Ten people were arrested and soldiers confiscated 10 cars or SUVs that were being bulletproofed, as well as six other vehicles in a warehouse in the northern state of Sinaloa, said the army in a late-Monday statement.
Authorities did not say which cartel managed the shop, but it was in the home state of Mexico's most-wanted drug lord Joaquin Guzman, who is known as "El Chapo."
In border states such as Tamaulipas, soldiers have raided similar bulletproofing auto shops and found freight trucks completely covered in steel.
The army's operation in Sinaloa took place Sunday.
In Acapulco, federal police caught a young woman and a young man as they were getting off a car near a shopping mall with an ice chest, and inside a decapitated head and other human remains, authorities said Tuesday. Police followed them because the car matched the description in a kidnapping report.
Inside their vehicle, police found another head inside another ice chest and poster boards. When drug gangs commit crimes, they often leave messages against rival groups.
Federal police said 19-year-old Damaris Gomez, or "Guera" a nickname for blonde, is the leader of a hitmen cell working for "the street sweeper" gang. The 21-year-old man riding with her is an alleged hitmen, police said.
The local gang is fighting against the Independent Cartel of Acapulco for control of the coastal city following the 2010 arrest of a suspected drug capo for the Beltran Leyva cartel, Edgar Valdez Villarreal, also known as "La Barbie."
In the northern border city of Ciudad Juarez, across from El Paso, Texas, police found the dismembered bodies of four men in bits scattered around the city.
Prosecutors spokesman Arturo Sandoval said police first found two heads and parts of two bodies at street corner in the southern part of the city, along with a handwritten message saying "To the New Juarez cartel, keep recruiting, we're waiting for you."

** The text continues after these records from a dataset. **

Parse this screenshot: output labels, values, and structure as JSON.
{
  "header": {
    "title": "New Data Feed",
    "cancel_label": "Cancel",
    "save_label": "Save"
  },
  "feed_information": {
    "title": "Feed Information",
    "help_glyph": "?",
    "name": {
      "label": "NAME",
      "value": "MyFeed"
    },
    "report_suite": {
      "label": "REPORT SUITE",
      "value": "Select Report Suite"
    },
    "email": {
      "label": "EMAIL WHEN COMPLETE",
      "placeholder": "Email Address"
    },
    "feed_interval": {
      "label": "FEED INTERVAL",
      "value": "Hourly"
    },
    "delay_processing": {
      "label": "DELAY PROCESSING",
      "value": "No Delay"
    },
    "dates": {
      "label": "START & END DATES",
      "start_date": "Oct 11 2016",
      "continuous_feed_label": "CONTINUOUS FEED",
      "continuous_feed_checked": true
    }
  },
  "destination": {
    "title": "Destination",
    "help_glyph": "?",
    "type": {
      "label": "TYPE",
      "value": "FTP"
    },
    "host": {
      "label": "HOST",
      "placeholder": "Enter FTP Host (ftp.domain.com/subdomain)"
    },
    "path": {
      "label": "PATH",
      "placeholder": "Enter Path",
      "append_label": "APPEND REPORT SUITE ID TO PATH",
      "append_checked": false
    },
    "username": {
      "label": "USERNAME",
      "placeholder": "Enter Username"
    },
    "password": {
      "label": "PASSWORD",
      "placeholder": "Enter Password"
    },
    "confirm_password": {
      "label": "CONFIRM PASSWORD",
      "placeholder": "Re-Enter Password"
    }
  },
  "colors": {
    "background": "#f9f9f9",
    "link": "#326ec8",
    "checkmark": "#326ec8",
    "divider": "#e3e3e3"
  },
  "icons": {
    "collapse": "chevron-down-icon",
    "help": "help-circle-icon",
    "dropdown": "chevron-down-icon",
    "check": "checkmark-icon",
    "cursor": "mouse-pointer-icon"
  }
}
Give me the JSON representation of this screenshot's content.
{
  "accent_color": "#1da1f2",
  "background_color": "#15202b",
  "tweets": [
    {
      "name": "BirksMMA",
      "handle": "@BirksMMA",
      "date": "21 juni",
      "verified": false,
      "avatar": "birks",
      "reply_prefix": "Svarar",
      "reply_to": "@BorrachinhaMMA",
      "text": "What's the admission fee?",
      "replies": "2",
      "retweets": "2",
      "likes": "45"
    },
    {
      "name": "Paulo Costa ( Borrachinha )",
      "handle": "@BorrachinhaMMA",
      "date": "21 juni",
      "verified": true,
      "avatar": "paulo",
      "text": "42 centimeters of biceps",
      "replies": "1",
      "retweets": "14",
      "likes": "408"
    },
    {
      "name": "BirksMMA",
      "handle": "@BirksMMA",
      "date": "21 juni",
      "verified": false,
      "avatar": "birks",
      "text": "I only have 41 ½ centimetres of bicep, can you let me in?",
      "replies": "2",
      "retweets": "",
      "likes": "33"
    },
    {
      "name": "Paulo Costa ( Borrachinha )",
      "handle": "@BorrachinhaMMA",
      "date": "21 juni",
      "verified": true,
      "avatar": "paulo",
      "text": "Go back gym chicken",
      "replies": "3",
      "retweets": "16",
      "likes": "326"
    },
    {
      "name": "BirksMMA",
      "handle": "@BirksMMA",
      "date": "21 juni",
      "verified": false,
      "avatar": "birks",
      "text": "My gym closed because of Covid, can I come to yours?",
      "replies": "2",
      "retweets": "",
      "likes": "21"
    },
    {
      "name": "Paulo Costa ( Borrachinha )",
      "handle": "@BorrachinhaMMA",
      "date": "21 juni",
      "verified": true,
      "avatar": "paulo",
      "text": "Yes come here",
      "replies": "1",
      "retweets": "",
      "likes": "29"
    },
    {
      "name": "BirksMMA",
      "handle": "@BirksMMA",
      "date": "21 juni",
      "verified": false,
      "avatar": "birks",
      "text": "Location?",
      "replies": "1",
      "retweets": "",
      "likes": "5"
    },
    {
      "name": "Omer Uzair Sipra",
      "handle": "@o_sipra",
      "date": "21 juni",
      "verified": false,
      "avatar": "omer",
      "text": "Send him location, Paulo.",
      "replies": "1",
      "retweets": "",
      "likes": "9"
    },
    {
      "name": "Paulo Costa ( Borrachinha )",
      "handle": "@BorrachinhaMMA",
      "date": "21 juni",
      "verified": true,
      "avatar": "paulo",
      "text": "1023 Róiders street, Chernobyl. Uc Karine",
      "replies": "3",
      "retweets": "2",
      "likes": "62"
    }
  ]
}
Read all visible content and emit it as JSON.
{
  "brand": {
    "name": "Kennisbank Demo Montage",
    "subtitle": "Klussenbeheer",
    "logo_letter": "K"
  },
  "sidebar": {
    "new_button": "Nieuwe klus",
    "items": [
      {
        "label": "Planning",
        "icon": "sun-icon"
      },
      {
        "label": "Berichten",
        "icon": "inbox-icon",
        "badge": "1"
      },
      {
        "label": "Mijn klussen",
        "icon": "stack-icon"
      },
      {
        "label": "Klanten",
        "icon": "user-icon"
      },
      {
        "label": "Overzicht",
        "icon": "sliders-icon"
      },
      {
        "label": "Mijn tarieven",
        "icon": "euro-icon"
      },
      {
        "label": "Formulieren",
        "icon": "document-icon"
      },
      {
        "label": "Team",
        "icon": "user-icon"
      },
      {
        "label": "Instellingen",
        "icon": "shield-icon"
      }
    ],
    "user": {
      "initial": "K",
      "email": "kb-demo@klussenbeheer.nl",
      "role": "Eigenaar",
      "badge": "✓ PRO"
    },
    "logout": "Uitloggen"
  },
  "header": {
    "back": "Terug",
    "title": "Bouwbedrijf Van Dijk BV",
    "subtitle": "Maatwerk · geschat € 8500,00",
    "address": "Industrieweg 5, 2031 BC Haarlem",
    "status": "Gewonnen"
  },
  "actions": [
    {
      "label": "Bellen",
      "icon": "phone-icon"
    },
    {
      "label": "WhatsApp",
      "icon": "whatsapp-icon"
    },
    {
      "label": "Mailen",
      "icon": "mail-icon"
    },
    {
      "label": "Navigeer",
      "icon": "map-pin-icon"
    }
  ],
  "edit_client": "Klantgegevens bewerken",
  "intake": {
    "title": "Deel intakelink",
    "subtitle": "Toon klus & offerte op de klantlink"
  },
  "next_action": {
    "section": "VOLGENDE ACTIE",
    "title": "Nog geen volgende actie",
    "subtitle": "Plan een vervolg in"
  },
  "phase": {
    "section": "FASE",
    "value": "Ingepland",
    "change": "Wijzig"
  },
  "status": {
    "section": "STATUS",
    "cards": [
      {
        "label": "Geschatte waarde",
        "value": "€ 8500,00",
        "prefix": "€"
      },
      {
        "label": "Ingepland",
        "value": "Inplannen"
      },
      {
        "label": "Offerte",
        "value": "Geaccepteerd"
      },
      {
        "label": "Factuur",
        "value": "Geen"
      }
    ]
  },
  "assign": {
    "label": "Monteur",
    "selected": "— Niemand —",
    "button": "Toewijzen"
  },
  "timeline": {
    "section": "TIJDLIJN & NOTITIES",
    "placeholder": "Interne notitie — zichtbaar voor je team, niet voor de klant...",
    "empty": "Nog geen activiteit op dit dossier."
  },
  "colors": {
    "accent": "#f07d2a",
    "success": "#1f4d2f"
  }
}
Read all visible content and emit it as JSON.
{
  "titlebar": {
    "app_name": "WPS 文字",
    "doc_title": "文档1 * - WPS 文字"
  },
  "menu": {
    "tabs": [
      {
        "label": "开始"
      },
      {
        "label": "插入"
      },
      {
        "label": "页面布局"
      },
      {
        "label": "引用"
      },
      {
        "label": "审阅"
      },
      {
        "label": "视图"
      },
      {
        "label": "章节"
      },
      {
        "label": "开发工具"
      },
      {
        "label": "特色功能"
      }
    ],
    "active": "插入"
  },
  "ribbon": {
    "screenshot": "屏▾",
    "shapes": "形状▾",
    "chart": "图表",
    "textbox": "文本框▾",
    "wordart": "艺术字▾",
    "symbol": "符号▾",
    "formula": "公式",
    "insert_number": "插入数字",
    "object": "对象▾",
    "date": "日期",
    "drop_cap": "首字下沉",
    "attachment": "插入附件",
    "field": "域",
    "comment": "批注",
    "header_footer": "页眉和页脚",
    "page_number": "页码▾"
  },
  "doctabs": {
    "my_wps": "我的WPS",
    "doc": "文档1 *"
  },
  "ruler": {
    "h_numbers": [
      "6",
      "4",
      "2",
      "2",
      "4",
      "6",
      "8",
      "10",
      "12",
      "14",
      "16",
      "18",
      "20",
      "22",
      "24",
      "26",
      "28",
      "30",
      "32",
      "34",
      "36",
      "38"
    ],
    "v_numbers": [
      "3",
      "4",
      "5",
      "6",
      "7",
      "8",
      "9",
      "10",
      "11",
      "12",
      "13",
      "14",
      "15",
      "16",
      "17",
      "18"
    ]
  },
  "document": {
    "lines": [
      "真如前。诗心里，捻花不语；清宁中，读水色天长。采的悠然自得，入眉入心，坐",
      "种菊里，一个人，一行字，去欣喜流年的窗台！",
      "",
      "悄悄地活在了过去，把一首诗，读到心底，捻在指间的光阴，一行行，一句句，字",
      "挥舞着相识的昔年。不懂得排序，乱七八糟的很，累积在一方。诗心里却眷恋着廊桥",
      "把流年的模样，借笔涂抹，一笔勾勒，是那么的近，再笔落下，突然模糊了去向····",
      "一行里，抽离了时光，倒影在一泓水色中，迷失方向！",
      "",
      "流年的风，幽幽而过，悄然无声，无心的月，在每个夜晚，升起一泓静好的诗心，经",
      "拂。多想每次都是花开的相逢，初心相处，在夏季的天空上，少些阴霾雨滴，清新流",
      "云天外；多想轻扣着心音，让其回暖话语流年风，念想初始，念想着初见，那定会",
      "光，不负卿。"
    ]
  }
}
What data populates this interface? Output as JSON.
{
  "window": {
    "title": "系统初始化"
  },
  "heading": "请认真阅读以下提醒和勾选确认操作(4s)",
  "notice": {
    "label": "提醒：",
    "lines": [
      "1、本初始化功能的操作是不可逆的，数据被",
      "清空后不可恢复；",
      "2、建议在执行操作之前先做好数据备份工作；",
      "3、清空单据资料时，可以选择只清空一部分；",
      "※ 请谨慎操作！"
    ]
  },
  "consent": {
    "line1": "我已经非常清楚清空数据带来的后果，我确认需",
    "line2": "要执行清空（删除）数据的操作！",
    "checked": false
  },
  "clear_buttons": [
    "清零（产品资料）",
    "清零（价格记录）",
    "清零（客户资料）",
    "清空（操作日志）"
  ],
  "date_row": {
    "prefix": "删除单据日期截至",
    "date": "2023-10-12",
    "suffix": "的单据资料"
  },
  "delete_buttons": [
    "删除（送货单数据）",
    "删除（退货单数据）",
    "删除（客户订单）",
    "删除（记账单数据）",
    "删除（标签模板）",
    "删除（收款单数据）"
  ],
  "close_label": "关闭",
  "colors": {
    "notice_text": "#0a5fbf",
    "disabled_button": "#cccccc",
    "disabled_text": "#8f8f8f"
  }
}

The New Juarez Cartel is a group that recently appeared, and which accuses authorities of favoring the Sinaloa cartel, which is fighting a bloody turf battle against local gangs for control of Ciudad Juarez.
The other victims' remains were found scattered elsewhere in the city later in the day.
Amid continuing reports about the operation of U.S. intelligence officers in Mexico, the U.S. Embassy in Mexico City issued a statement Tuesday saying that "in accordance with Mexican law, the U.S. government does not carry out law enforcement operations in Mexico. That is a job for Mexican authorities."
The U.S. statement noted that "we closely cooperate with Mexican authorities in that effort, in full respect for Mexico's sovereignty and Mexican law, for the mutual benefit of our two counties and our shared goals. The U.S. government does this by providing equipment and training, and by sharing information."